Even a well known venue just being open as a bar serving food during the day can not necessarily transfer the busy nights into equally busy days. Even on my rare trips to London I’m always amazed at how quiet cool pubs that are also well known venues can be during the day.
In this regard Cake Shop would come to Edinburgh with a distinct advantage. Those who know its reputation would consider it a place they would be as likely to visit during the day as at night and those that are unaware of its worldwide reputation will not have that expectation that it is just a place to go to at night and also give it a chance.
That isn’t to say it wouldn’t face all the problems others face these days of getting people out at night and away from their TV screens and once out actually spending enough money to pay the many overheads. Folk are so obsessed with their phones and being online now that whether they are making a coffee last for hours during the day or nursing a drink at night it seems to be forgotten that providing people with a place to eat, drink, meet friends and maybe see a band does not come cheap.
With an international reputation it would certainly be a destination for tourists though they have always prided themselves on being a neighbourhood bar for locals so hopefully they would get a good mix of folk. Luckily they have even more strings to their bow. Comedy nights also became very popular at Cake Shop NYC and artists were encouraged to get involved too.
Most of all what I think gives them such a good chance of making things work over here is that they are very hands-on and incredibly enthusiastic. They have no expectation that things will be easy but they are confident that with all they have to offer they will compliment what Edinburgh has already and let’s face it that is getting less and less on almost a monthly basis.
They always said they would never get rich doing Cake Shop but it was something Nick, Judy and Andy all loved as did so many of those who visited the place. Such is their reputation that they have not been short of offers from those wanting them to get involved in other projects and it really would certainly help if they received some encouragement to come to Edinburgh.
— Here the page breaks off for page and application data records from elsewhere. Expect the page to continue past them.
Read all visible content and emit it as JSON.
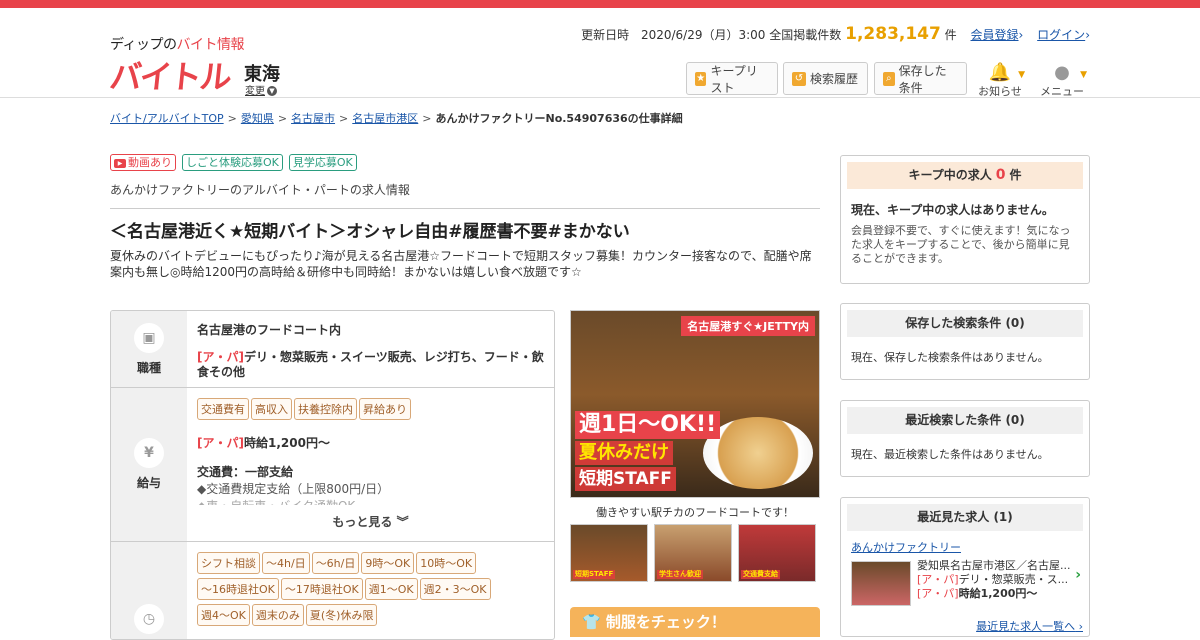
{
  "header": {
    "logo_small_prefix": "ディップの",
    "logo_small_red": "バイト情報",
    "logo_big": "バイトル",
    "region": "東海",
    "region_change": "変更",
    "updated_label": "更新日時",
    "updated_value": "2020/6/29（月）3:00",
    "total_label": "全国掲載件数",
    "total_count": "1,283,147",
    "total_unit": "件",
    "register_link": "会員登録",
    "login_link": "ログイン",
    "keep_list_button": "キープリスト",
    "history_button": "検索履歴",
    "saved_button": "保存した条件",
    "notice_label": "お知らせ",
    "menu_label": "メニュー"
  },
  "breadcrumb": {
    "items": [
      "バイト/アルバイトTOP",
      "愛知県",
      "名古屋市",
      "名古屋市港区"
    ],
    "current": "あんかけファクトリーNo.54907636の仕事詳細"
  },
  "tags": {
    "video": "動画あり",
    "trial": "しごと体験応募OK",
    "tour": "見学応募OK"
  },
  "subtitle": "あんかけファクトリーのアルバイト・パートの求人情報",
  "job": {
    "title": "＜名古屋港近く★短期バイト＞オシャレ自由#履歴書不要#まかない",
    "description": "夏休みのバイトデビューにもぴったり♪海が見える名古屋港☆フードコートで短期スタッフ募集！カウンター接客なので、配膳や席案内も無し◎時給1200円の高時給＆研修中も同時給！まかないは嬉しい食べ放題です☆"
  },
  "info": {
    "job_type_label": "職種",
    "job_place": "名古屋港のフードコート内",
    "job_type_prefix": "[ア・パ]",
    "job_type_text": "デリ・惣菜販売・スイーツ販売、レジ打ち、フード・飲食その他",
    "salary_label": "給与",
    "salary_chips": [
      "交通費有",
      "高収入",
      "扶養控除内",
      "昇給あり"
    ],
    "salary_prefix": "[ア・パ]",
    "salary_text": "時給1,200円～",
    "transport_head": "交通費：一部支給",
    "transport_detail": "◆交通費規定支給（上限800円/日）",
    "transport_detail2": "◆車・自転車・バイク通勤OK",
    "more_label": "もっと見る",
    "shift_chips": [
      "シフト相談",
      "～4h/日",
      "～6h/日",
      "9時～OK",
      "10時～OK",
      "～16時退社OK",
      "～17時退社OK",
      "週1〜OK",
      "週2・3〜OK",
      "週4〜OK",
      "週末のみ",
      "夏(冬)休み限"
    ]
  },
  "photo": {
    "banner": "名古屋港すぐ★JETTY内",
    "line1": "週1日〜OK!!",
    "line2": "夏休みだけ",
    "line3": "短期STAFF",
    "caption": "働きやすい駅チカのフードコートです！",
    "thumb_texts": [
      "短期STAFF",
      "学生さん歓迎",
      "交通費支給"
    ],
    "uniform_label": "制服をチェック！"
  },
  "sidebar": {
    "keep_title": "キープ中の求人",
    "keep_count": "0",
    "keep_unit": "件",
    "keep_empty": "現在、キープ中の求人はありません。",
    "keep_hint": "会員登録不要で、すぐに使えます！気になった求人をキープすることで、後から簡単に見ることができます。",
    "saved_title": "保存した検索条件",
    "saved_count": "(0)",
    "saved_empty": "現在、保存した検索条件はありません。",
    "recent_search_title": "最近検索した条件",
    "recent_search_count": "(0)",
    "recent_search_empty": "現在、最近検索した条件はありません。",
    "recent_view_title": "最近見た求人",
    "recent_view_count": "(1)",
    "recent_job_name": "あんかけファクトリー",
    "recent_job_place": "愛知県名古屋市港区／名古屋...",
    "recent_job_prefix": "[ア・パ]",
    "recent_job_type": "デリ・惣菜販売・ス...",
    "recent_job_salary_prefix": "[ア・パ]",
    "recent_job_salary": "時給1,200円～",
    "recent_more": "最近見た求人一覧へ"
  },
  "colors": {
    "brand_red": "#e8434a",
    "accent_orange": "#e8a000",
    "link_blue": "#1a56a8"
  }
}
What worries me most is summed up in an enquiry I had yesterday. “Would they consider coming to Glasgow”. Don’t let that happen Edinburgh!
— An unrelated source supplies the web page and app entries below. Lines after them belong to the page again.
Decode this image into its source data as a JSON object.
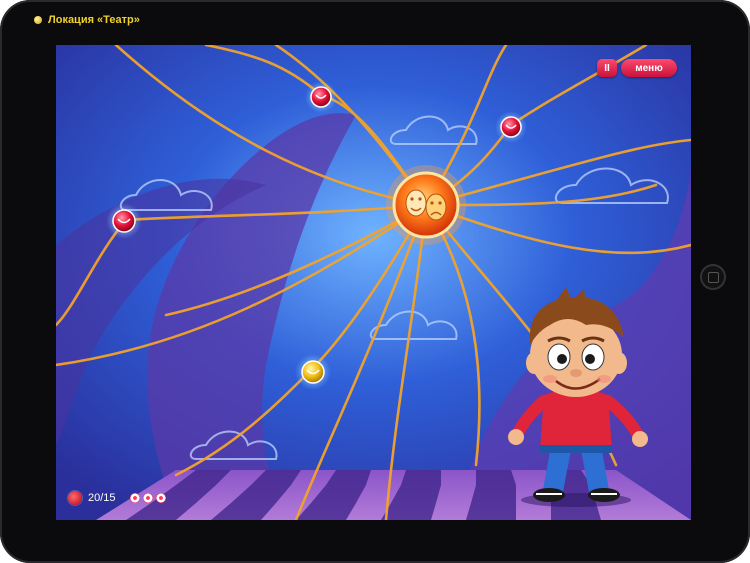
{
  "caption": {
    "text": "Локация «Театр»"
  },
  "top_controls": {
    "pause_label": "II",
    "menu_label": "меню"
  },
  "hud": {
    "progress_text": "20/15",
    "flowers_count": 3
  },
  "colors": {
    "accent": "#e8143c",
    "rope": "#f3a32a",
    "caption": "#f0d22a"
  },
  "nodes": [
    {
      "name": "node-top",
      "kind": "red"
    },
    {
      "name": "node-top-right",
      "kind": "red"
    },
    {
      "name": "node-left",
      "kind": "red"
    },
    {
      "name": "node-bottom",
      "kind": "yellow"
    },
    {
      "name": "center-theater-hub",
      "kind": "hub"
    }
  ]
}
Money’s too tight to mention for music backers
I hear Edinburgh may be getting its own Music Champion, which, approached correctly, could be a very good idea indeed. My biggest concern is that even when Edinburgh council do embrace an issue they move at a pace that is so slow that events are almost guaranteed to overtake it.
A couple of times recently when dealing with the council they have genuinely considered two years to be nothing in “council time”, which is odd given a council’s own lifespan. Edinburgh needs to meet all the issues being faced by venues and the wider music industry head on and we can only hope that after the May elections these issues are given some priority given that there are of course more serious matters to be dealt with too.
Speaking of music champions, it is obvious that both classical music and the visual arts have their sponsors and benefactors and by coincidence, recently a couple of people have asked the question “where are the financial champions” for popular music, given how much money big pop stars make. Now I’m not exactly sure who they were thinking of and really should have thought to ask, but though I can see their point, while there is a history of wealthy families supporting the arts, there is little evidence of those artists that have made their fortunes directly putting their money back into helping others get started.
Don’t get me wrong, many do a lot of charitable work and of course there is a mountain of lottery funding aimed at young people already, but the simple stuff like a big band keeping their local record shop or venue going is not something I can ever remember coming across.
Maybe this is something that could be a UK thing. Bands could apply to the Radiohead Foundation for help or God help us, maybe one day there will be an Ed Sheeran school for buskers. Still not sure who they were thinking of for Scotland. Maybe they were counting Rod Stewart!